Search the listing below for "hexyl". Copy each matching line.

::::::::::

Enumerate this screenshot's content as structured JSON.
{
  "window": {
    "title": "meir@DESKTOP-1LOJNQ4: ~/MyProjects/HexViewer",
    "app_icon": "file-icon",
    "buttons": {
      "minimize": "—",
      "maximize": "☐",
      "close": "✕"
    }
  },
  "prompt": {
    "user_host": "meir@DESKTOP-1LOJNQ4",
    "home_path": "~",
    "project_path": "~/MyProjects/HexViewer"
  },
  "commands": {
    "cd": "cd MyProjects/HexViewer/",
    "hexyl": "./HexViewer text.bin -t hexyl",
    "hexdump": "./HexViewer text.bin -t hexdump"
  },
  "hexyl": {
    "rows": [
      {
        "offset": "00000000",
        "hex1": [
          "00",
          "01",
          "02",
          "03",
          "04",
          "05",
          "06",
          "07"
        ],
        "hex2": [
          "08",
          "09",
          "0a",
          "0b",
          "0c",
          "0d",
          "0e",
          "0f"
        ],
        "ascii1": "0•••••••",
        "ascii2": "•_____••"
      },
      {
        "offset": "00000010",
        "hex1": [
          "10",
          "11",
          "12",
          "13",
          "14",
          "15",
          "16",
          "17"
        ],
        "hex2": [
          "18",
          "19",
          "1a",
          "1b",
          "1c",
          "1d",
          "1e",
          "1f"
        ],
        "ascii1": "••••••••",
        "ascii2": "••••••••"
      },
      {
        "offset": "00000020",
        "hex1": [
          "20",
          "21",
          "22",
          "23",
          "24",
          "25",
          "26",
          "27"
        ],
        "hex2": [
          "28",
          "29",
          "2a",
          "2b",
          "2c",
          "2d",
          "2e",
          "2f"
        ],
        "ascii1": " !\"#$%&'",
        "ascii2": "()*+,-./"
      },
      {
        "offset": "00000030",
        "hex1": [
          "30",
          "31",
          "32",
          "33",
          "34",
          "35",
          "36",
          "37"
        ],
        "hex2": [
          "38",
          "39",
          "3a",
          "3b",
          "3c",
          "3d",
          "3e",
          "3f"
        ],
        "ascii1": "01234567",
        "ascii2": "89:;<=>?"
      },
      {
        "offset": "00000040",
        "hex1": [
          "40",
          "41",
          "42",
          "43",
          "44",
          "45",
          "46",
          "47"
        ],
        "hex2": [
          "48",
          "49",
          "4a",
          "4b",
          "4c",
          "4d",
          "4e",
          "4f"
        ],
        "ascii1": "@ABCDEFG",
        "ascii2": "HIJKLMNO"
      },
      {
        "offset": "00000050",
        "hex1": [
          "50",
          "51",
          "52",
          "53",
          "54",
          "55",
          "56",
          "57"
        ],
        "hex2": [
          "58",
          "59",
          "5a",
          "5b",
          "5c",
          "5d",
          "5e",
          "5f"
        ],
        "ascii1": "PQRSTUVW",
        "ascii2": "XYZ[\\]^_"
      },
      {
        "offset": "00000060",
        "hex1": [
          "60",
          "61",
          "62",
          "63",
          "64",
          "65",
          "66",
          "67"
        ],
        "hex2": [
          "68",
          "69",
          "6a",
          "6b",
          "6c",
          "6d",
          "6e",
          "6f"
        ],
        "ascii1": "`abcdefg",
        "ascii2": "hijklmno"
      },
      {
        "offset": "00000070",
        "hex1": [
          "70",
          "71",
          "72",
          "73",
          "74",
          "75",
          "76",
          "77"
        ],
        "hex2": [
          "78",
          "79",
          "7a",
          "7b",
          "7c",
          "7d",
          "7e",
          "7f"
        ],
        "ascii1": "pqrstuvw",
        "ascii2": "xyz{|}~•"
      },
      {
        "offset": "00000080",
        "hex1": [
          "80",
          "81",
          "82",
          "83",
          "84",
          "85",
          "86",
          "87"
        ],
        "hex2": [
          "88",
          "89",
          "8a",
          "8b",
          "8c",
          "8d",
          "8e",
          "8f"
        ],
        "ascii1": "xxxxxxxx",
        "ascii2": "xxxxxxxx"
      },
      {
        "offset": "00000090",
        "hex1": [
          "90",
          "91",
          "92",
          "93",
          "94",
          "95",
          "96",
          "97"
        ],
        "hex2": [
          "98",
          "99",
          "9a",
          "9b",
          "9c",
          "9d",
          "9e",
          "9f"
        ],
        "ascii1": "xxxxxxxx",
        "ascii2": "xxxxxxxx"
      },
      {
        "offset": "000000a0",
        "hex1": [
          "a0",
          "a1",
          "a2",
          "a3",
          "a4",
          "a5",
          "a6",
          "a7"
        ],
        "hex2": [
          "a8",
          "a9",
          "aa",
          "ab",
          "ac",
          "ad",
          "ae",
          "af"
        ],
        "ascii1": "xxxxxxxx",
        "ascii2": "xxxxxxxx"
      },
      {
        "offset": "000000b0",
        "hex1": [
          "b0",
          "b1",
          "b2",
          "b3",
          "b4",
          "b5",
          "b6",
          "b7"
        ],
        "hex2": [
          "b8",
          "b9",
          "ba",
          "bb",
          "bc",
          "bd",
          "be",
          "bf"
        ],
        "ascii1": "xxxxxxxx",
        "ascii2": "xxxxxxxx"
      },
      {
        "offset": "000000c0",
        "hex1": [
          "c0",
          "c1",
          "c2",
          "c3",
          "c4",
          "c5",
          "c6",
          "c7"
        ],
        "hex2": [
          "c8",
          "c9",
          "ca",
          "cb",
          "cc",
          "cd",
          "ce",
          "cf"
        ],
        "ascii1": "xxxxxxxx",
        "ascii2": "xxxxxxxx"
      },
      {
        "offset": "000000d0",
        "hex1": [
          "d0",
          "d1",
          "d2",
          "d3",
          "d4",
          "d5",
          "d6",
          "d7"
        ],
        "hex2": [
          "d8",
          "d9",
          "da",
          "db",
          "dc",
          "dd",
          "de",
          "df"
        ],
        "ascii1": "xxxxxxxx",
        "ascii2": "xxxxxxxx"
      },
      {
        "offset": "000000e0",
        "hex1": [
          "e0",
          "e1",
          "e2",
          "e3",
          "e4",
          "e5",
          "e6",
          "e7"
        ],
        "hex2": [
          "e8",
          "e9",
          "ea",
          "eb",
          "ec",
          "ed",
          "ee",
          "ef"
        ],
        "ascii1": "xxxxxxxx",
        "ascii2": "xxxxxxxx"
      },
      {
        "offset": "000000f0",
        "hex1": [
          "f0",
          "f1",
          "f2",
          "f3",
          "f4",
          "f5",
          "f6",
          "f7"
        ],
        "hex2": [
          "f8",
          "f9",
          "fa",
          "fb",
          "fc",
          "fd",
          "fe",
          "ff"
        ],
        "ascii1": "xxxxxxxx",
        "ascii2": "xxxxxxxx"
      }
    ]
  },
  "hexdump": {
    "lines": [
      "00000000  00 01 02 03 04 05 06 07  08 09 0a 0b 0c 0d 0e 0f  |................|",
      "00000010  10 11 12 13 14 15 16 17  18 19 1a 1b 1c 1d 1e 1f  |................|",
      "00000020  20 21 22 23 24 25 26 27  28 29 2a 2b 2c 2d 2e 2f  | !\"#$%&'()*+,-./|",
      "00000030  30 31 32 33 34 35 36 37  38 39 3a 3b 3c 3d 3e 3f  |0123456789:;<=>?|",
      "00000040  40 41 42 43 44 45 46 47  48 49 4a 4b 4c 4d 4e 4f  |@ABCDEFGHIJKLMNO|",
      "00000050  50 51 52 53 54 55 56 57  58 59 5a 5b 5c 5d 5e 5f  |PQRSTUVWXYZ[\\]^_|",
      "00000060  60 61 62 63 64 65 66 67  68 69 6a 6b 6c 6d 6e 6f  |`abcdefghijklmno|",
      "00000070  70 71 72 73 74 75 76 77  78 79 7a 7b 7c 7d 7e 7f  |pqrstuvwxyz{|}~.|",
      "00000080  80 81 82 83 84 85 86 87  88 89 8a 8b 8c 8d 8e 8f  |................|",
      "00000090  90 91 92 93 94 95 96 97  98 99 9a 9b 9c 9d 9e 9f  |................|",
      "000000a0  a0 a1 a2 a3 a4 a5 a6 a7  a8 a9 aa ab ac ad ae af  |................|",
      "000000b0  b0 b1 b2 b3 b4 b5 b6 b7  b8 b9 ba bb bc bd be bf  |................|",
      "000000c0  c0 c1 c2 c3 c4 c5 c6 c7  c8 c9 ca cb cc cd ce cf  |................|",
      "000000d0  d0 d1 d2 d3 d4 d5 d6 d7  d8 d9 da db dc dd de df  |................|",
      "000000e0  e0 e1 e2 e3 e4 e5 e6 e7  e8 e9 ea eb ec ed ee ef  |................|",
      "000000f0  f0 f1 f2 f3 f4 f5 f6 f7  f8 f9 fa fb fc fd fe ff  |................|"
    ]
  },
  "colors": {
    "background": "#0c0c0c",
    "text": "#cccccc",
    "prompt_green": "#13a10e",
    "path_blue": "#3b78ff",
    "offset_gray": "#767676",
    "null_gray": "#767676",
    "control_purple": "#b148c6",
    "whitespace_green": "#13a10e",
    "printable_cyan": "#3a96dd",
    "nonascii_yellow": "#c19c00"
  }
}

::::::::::

§ **ANSWER**
    "hexyl": "./HexViewer text.bin -t hexyl",
  "hexyl": {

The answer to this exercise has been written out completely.